* WHAT YOU ARE ASKED TO DO: Using the records beneath, say how many lines contain the word "title", without comment.

*** Begin section ***

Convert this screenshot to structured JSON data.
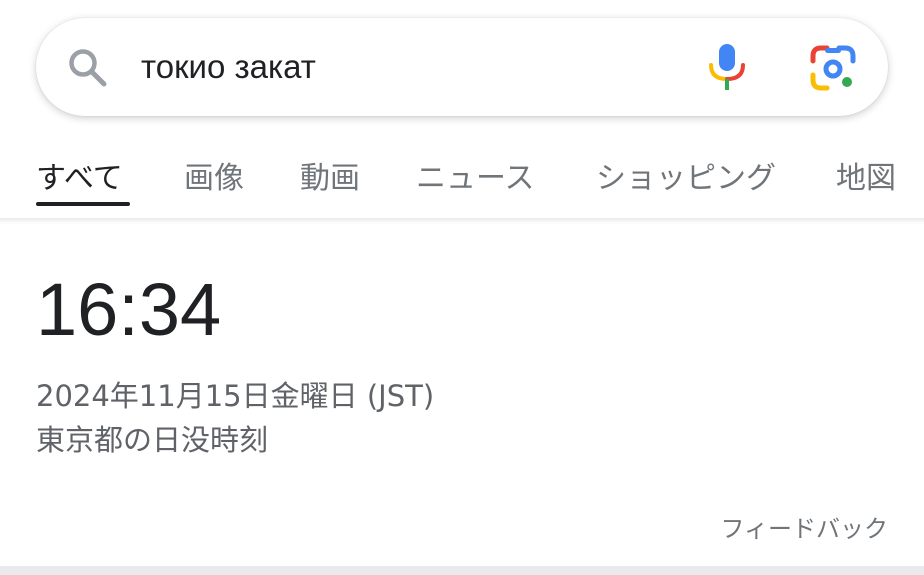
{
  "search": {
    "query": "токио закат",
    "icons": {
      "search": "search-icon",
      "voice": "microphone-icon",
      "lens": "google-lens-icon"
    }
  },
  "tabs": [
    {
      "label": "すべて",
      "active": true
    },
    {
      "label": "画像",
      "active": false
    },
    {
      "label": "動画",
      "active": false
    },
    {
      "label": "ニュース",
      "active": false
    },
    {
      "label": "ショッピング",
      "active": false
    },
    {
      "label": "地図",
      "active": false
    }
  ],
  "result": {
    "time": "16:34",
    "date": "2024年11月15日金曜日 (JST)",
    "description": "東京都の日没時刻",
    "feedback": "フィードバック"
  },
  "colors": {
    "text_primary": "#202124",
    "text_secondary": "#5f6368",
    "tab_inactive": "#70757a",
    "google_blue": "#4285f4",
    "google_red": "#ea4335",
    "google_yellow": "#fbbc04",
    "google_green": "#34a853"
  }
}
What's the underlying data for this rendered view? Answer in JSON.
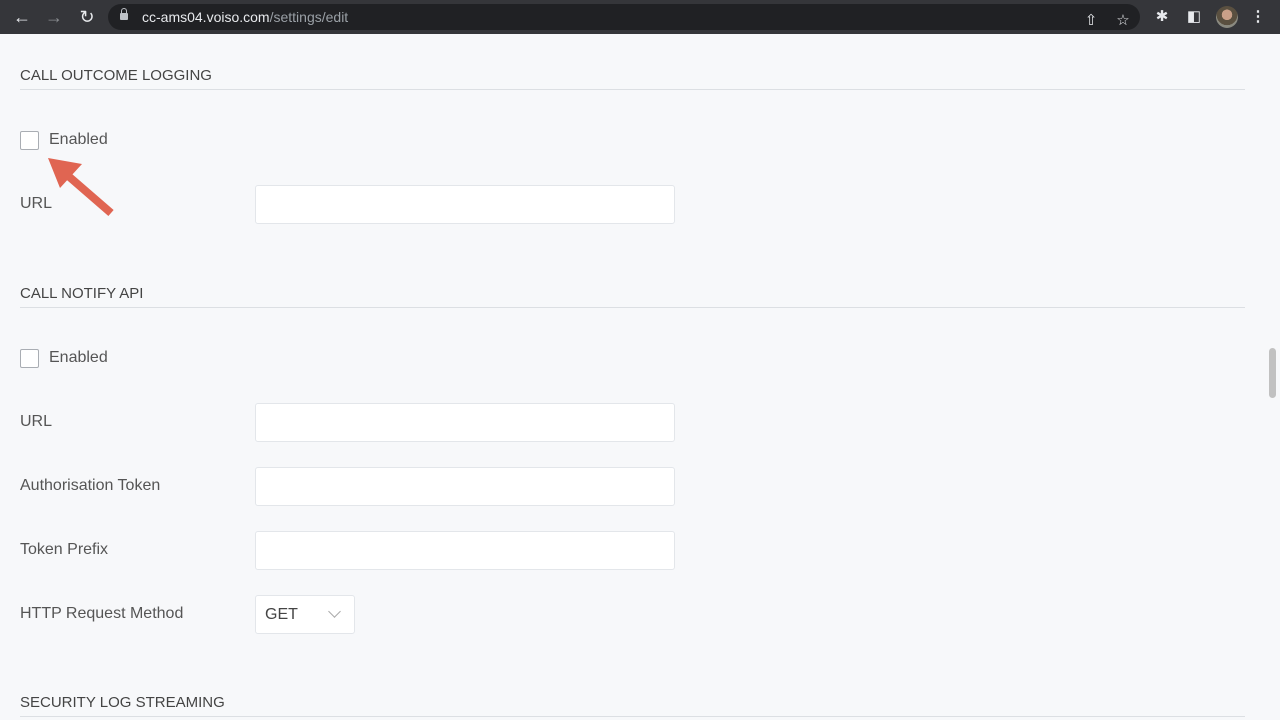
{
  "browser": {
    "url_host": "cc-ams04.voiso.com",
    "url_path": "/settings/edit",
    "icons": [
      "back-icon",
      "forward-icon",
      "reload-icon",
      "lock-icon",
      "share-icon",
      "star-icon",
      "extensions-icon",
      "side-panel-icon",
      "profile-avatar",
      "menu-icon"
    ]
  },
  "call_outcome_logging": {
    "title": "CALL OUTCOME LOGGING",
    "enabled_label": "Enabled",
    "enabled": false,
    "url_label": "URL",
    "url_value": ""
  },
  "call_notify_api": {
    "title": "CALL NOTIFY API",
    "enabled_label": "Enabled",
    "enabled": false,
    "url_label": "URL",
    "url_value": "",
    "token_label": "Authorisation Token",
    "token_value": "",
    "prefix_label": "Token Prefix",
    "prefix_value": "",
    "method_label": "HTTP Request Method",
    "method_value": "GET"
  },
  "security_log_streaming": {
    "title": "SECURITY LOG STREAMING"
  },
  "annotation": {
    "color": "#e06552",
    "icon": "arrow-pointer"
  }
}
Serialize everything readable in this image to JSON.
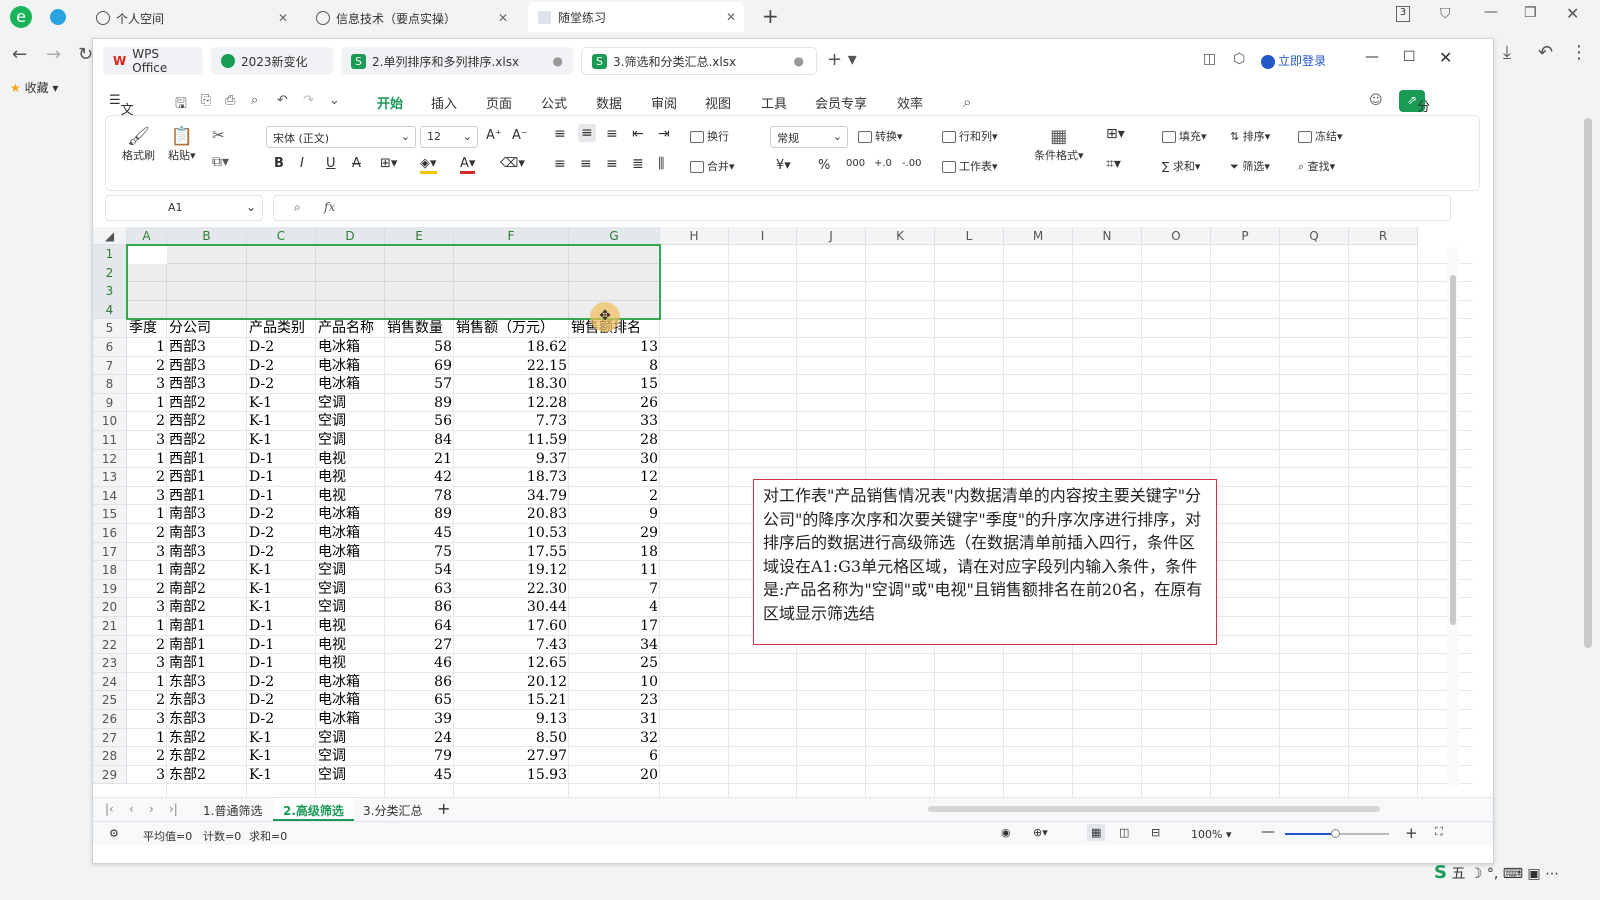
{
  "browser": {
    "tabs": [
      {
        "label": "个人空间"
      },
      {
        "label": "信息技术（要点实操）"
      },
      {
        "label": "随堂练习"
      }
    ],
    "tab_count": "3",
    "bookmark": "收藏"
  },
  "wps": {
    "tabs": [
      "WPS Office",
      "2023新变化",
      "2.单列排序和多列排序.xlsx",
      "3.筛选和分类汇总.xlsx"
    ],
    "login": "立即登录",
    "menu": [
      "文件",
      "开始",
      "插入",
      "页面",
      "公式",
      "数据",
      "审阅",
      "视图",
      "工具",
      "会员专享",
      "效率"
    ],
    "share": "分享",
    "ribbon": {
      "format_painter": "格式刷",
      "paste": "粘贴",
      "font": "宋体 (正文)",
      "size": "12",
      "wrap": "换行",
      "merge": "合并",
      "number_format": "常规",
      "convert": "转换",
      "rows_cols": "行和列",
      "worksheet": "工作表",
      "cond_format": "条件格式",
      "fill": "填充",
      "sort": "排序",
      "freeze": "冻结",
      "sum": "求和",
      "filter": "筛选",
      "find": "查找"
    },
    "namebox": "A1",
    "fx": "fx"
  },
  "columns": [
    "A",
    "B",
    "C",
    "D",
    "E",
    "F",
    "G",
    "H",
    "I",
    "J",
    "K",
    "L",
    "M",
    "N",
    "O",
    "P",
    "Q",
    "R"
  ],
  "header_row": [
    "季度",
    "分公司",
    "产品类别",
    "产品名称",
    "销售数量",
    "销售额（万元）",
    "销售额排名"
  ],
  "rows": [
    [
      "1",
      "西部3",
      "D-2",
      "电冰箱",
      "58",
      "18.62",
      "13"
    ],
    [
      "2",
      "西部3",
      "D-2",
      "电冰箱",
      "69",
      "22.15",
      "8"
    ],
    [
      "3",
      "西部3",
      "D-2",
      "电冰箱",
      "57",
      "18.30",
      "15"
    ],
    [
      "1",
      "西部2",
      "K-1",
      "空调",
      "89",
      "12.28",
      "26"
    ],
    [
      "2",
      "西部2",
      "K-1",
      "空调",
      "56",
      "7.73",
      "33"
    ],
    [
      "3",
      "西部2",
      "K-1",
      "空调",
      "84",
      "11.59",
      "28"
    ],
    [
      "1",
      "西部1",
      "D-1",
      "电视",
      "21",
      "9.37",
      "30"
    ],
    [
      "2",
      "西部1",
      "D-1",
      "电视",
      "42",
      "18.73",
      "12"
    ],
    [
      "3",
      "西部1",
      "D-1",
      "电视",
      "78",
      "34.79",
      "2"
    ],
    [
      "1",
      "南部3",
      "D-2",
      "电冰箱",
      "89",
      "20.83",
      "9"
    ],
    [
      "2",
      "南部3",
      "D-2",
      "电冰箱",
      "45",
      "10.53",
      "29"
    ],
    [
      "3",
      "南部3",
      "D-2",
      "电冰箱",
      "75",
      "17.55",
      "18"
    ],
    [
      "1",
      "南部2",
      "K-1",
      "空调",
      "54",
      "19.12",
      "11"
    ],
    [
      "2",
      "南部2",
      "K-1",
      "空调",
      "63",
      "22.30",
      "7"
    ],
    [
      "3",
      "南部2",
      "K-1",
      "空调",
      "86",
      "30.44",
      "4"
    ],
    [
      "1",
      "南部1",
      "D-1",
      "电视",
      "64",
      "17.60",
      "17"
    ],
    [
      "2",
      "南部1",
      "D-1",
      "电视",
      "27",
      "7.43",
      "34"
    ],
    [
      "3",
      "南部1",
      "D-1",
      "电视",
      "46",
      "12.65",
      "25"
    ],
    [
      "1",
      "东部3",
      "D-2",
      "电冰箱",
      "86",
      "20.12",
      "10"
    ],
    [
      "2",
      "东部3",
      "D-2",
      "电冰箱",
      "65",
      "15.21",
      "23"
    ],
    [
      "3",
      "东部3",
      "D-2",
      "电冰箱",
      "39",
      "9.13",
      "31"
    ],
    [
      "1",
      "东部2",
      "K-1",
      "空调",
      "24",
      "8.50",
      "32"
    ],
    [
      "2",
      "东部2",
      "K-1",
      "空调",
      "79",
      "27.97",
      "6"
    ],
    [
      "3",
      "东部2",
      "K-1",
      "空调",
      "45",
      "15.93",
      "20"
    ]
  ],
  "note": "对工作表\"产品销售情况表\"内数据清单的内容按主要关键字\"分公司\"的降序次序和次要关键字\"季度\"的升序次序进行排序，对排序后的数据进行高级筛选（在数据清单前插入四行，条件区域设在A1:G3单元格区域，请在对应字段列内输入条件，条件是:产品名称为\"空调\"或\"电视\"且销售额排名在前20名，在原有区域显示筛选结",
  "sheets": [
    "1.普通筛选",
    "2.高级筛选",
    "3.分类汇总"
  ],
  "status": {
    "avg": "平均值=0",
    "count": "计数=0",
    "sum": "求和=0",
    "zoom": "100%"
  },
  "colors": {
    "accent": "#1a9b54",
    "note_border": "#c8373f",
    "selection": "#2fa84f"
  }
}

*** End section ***

* REPLY TO THE TASK: 3